It would be easy to dismiss him as a fool and her as a callous bitch, but Fritz's writing is felicitous enough that this doesn't happen. He is merely being honest about two people brought down by a terrible event at the exact moment that their marriage has come into question. The text is filled with odd bits that humanize both characters and leave one pitying them for the no-exit situation in which they find themselves. He, trying to distance himself from his bleak reality, dreams of striking up "a friendship with a sassy nurse who says something sassy at precisely the right moment to break the tension." She, attending to him in the hospital and offering the usual endearments, stops and asks herself, "Did he just feel me recoil?" She is troubled by surreal dreams that fill her with panic. And back at the hospital, she says to him, "Whatever happens after you're gone, I promise to be happy." Instantly, she asks herself, "Why did I just tell him that?" -- a question that plagues him, too. One minute, he is accepting the fact that another man will come along and become the love of her life; the next minute he is snarling, "I hope the guilt chokes her."

Without an authoritative performance, Ross & Rachel would be unpalatably sour, incomprehensible, or both. It takes a few minutes to get into Vevers' rhythm, but once one does, her fierce and uncompromising dedication to Fritz's words carry one past any objections, putting one in disturbingly close proximity to this benighted pair. Vevers doesn't develop a separate voice for each character; the radical shifts in mood -- his growing panic and bitterness and her peculiar mix of hope and self-lacerating shame -- are all one needs to grasp who is speaking. At one point, she fearlessly gazes into the eyes of various audience members, as if daring them to cast judgment on her; a relatively new performer, she clearly thrives on high-risk challenges.

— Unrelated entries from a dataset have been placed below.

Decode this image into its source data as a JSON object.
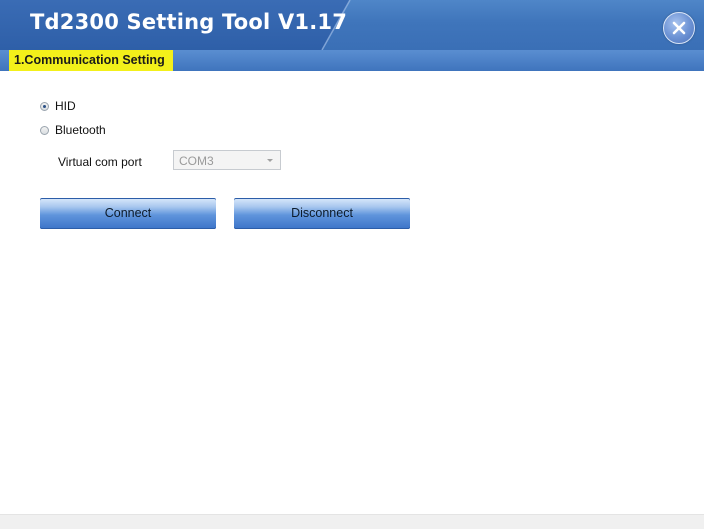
{
  "window": {
    "title": "Td2300 Setting Tool V1.17"
  },
  "tabs": [
    {
      "label": "1.Communication Setting",
      "active": true
    }
  ],
  "communication": {
    "options": [
      {
        "label": "HID",
        "selected": true
      },
      {
        "label": "Bluetooth",
        "selected": false
      }
    ],
    "virtual_com_port": {
      "label": "Virtual com port",
      "value": "COM3",
      "disabled": true
    },
    "buttons": {
      "connect": "Connect",
      "disconnect": "Disconnect"
    }
  },
  "icons": {
    "close": "close-icon",
    "dropdown": "chevron-down-icon"
  },
  "colors": {
    "title_bar": "#3f75bb",
    "active_tab": "#f3f01a",
    "button": "#5f94dc"
  }
}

Mysteriously, the director, Thomas Martin, has chosen to stage the script as a kind of ritual, with Vevers, clad in a bathrobe, in front of a shallow pool surrounded by votive candles. (The production designer is Alison Neighbour.) I guess we're supposed to see it as a kind of cleansing ritual -- she will end up in the water before the night is over -- but this (including a hanging metal sculpture dotted with twinkle lights) is a pretentious idea that adds little and may even distract a bit from the text. Much better is Douglas Green's lighting, which strikes a mood of deep introspection with only a handful of carefully placed units. In any case, Vevers has a way of silently demanding that one look at her even in moments of semi-darkness.

The highly unpleasant, starkly observant Ross & Rachel is more memorable as a calling card for a young playwright and his leading lady than for the work itself. Nevertheless, there is plenty of talent here -- a distinctive writer's voice and a commanding performer. One of the best things about the Brits Off Broadway series is the chance to encounter striking new faces one hopes -- indeed, expects -- to see again; add Fritz and Vevers to the list. -- David Barbour

(26 May 2016)

E-mail this story to a friendE-mail this story to a friend

LSA Goes Digital - Check It Out!

  Follow us on Twitter  Follow us on Facebook